rock; and some marble facing too

















And then I saw this in the distance, buried among the trees
and dense undergrowth

















And this; feeling a bit like Indiana Jones, I
went back for Vicki and together we explored





















This, the originally quadruple-arched entrance to the baths,
the big bath complex we had read about
















Two of the arches are fully intact, one has collapsed, and
one is supported, sort of, by a timber frame
















Thus















Another look















And there, looking through the arch, is one side of the
12-bay bath complex; the vegetation was too dense to get
any better a shot; but that was part of the fun
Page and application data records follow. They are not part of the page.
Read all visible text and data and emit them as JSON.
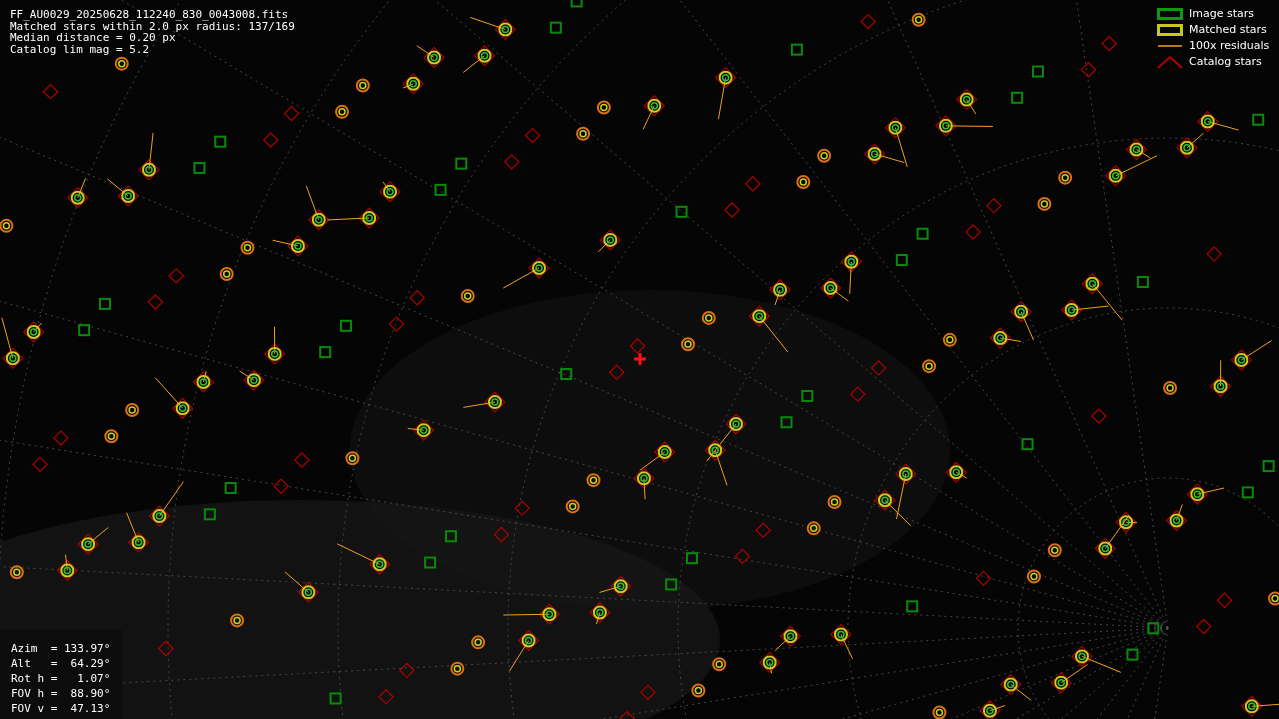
{
  "info_lines": [
    "FF_AU0029_20250628_112240_830_0043008.fits",
    "Matched stars within 2.0 px radius: 137/169",
    "Median distance = 0.20 px",
    "Catalog lim mag = 5.2"
  ],
  "legend": [
    {
      "kind": "image",
      "label": "Image stars"
    },
    {
      "kind": "matched",
      "label": "Matched stars"
    },
    {
      "kind": "residual",
      "label": "100x residuals"
    },
    {
      "kind": "catalog",
      "label": "Catalog stars"
    }
  ],
  "pointing": [
    "Azim  = 133.97°",
    "Alt   =  64.29°",
    "Rot h =   1.07°",
    "FOV h =  88.90°",
    "FOV v =  47.13°"
  ]
}
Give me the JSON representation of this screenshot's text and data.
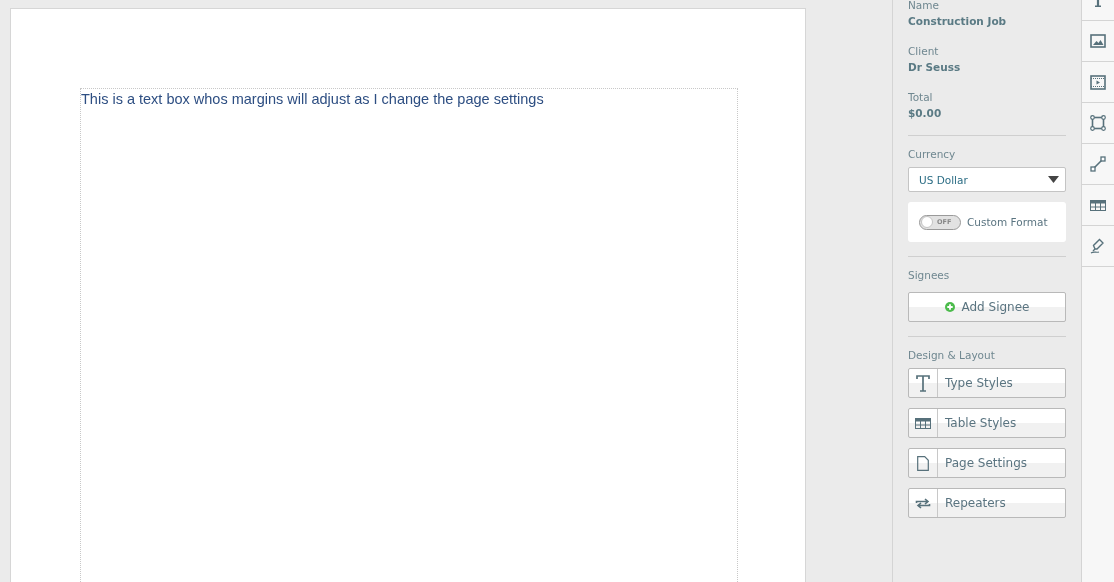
{
  "document": {
    "text_box": "This is a text box whos margins will adjust as I change the page settings"
  },
  "sidebar": {
    "fields": [
      {
        "label": "Name",
        "value": "Construction Job"
      },
      {
        "label": "Client",
        "value": "Dr Seuss"
      },
      {
        "label": "Total",
        "value": "$0.00"
      }
    ],
    "currency": {
      "label": "Currency",
      "value": "US Dollar"
    },
    "custom_format": {
      "on": false,
      "switch_text": "OFF",
      "label": "Custom Format"
    },
    "signees": {
      "label": "Signees",
      "button": "Add Signee"
    },
    "design": {
      "label": "Design & Layout",
      "buttons": [
        {
          "kind": "type",
          "label": "Type Styles"
        },
        {
          "kind": "table",
          "label": "Table Styles"
        },
        {
          "kind": "page",
          "label": "Page Settings"
        },
        {
          "kind": "repeat",
          "label": "Repeaters"
        }
      ]
    }
  }
}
One of the 12 bays, all pretty much intact; it was a hoot
getting to see all this before the spades go to work

Alexandria Troas
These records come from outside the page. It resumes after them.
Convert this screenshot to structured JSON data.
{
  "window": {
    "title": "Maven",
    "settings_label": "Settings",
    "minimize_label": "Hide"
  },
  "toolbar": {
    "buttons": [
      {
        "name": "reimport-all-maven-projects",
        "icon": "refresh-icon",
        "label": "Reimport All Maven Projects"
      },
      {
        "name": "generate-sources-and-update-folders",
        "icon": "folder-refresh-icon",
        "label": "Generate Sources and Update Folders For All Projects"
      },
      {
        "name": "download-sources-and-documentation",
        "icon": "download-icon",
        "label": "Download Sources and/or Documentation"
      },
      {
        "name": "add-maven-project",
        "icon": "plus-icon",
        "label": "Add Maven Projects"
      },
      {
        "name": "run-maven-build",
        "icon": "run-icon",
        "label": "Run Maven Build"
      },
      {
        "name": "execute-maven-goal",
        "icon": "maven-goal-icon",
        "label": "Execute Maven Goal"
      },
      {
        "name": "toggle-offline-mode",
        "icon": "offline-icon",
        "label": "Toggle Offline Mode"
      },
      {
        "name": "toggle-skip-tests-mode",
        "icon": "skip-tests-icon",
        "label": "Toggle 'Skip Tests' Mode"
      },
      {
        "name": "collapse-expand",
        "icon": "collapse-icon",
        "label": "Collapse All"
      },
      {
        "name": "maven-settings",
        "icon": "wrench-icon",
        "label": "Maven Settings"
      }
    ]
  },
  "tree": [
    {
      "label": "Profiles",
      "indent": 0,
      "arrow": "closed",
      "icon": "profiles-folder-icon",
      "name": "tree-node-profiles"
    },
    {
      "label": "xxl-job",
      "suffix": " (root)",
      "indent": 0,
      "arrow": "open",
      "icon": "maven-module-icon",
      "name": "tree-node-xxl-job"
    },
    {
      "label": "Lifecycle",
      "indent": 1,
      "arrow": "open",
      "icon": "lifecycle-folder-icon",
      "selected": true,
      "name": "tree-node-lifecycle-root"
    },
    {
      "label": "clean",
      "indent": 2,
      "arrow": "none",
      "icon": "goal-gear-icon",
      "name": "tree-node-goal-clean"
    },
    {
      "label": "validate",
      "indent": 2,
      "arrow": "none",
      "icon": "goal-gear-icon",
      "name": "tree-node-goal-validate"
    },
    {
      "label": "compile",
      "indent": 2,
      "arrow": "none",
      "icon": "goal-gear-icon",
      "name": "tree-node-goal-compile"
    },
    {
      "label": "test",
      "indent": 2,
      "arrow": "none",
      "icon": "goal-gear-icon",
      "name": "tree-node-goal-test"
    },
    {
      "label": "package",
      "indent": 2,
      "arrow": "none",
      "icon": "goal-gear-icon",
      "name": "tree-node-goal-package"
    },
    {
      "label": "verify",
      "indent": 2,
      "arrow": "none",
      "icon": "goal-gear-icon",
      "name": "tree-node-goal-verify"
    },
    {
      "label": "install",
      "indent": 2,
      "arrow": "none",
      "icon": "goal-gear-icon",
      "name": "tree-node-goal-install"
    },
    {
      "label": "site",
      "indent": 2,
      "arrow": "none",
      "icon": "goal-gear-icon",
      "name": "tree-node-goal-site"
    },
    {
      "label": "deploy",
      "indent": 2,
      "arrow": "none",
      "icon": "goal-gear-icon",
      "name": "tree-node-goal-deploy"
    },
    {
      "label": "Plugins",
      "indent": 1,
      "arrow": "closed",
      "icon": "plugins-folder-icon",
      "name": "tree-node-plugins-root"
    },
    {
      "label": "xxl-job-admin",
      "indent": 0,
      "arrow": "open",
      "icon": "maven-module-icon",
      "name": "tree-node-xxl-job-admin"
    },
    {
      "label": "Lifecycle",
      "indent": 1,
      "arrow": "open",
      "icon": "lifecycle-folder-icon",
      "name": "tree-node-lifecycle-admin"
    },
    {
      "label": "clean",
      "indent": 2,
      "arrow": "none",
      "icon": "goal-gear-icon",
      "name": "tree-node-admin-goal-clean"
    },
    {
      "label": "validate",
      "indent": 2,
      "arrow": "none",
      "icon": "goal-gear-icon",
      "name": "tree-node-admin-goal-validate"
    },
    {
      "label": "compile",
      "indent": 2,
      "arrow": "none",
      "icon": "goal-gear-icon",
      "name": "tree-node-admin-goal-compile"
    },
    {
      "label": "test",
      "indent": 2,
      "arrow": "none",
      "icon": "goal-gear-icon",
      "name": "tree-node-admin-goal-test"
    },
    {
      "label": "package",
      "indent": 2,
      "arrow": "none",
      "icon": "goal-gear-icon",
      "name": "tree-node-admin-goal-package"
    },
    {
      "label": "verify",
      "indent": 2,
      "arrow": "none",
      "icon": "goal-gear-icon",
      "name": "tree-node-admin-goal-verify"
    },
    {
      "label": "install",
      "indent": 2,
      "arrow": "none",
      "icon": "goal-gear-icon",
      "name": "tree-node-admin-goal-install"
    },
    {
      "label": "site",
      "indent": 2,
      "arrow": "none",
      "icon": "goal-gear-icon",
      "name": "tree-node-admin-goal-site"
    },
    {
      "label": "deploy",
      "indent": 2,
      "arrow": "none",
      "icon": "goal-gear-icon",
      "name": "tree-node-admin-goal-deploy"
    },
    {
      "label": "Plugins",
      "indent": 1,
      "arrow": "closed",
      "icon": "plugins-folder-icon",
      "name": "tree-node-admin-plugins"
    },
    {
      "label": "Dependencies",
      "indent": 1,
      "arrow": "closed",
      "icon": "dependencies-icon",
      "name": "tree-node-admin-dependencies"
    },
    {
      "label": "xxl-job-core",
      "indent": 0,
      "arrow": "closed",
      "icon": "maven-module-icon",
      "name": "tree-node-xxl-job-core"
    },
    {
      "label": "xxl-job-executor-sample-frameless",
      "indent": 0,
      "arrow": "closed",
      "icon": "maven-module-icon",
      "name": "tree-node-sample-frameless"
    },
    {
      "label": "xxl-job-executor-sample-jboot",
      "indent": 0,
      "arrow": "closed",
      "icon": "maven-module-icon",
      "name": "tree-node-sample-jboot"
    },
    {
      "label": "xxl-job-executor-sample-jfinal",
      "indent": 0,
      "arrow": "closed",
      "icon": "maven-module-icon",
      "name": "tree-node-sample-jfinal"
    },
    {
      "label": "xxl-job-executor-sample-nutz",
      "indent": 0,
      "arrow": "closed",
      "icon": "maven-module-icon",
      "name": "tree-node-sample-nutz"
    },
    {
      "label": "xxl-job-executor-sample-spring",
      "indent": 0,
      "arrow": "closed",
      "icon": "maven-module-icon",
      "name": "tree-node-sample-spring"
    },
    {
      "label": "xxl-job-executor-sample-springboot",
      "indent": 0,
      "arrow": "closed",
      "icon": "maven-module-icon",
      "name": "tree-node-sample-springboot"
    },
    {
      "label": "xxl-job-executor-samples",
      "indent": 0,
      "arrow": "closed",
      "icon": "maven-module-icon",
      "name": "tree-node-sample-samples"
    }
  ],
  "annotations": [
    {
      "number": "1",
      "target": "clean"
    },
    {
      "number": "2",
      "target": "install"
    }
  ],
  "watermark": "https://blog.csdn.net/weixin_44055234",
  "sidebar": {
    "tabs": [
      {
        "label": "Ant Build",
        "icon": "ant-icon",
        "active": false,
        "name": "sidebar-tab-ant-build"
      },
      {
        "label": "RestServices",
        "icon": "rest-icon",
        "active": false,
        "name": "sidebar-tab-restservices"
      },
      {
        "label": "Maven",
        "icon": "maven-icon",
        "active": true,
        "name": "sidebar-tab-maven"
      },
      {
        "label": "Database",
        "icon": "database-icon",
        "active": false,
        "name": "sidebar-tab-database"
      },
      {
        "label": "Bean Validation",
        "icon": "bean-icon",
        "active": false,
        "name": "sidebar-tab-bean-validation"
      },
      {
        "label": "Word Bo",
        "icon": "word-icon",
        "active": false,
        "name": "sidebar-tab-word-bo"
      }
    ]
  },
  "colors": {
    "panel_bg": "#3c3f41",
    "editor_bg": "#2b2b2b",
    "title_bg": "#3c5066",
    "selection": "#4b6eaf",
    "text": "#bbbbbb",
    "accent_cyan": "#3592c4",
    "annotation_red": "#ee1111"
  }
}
Most of the ruins one sees are managed, orchestrated, even contrived. They have been gone over, finely, more than once, and then put back together, hopefully with an eye to authenticity and education. Everything you see has been put there by some contemporary of yours. Perhaps that's a cynical view, but, except for the largest items, I don't think it's far off. Every now and then, however, if you have the opportunity, you can see something significant that awaits excavation, or is in the midst of it. At Alexandria/Troas, a late 4th century BCE Hellenistic/Roman town, we had that opportunity and one of the best site visits we have ever had. Of course, part of it is just wandering through the olive groves, spotting something curious in the distance, and then finding it to be really spectacular. It was our last ruins site in Turkey. (I don't count Troy).
Near the agora, in Alexandria Troas; as an under-developed
site, undergoing excavation, there was no entrance fee,
no parking fee, so we spent the night there

















In the agora















Temple in the agora















Nicely carved piece















Excavation refuse pile, the small bits (pottery shards)















The medium-sized bits















The large bits















Including these Hellenistic cannon balls















And the extra large bits















Alexandria Troas is noted for having possibly the largest
Roman baths complex in Anatolia; I saw three sets of these
structures around the agora, and concluded I had seen the
noted baths; but stay tuned...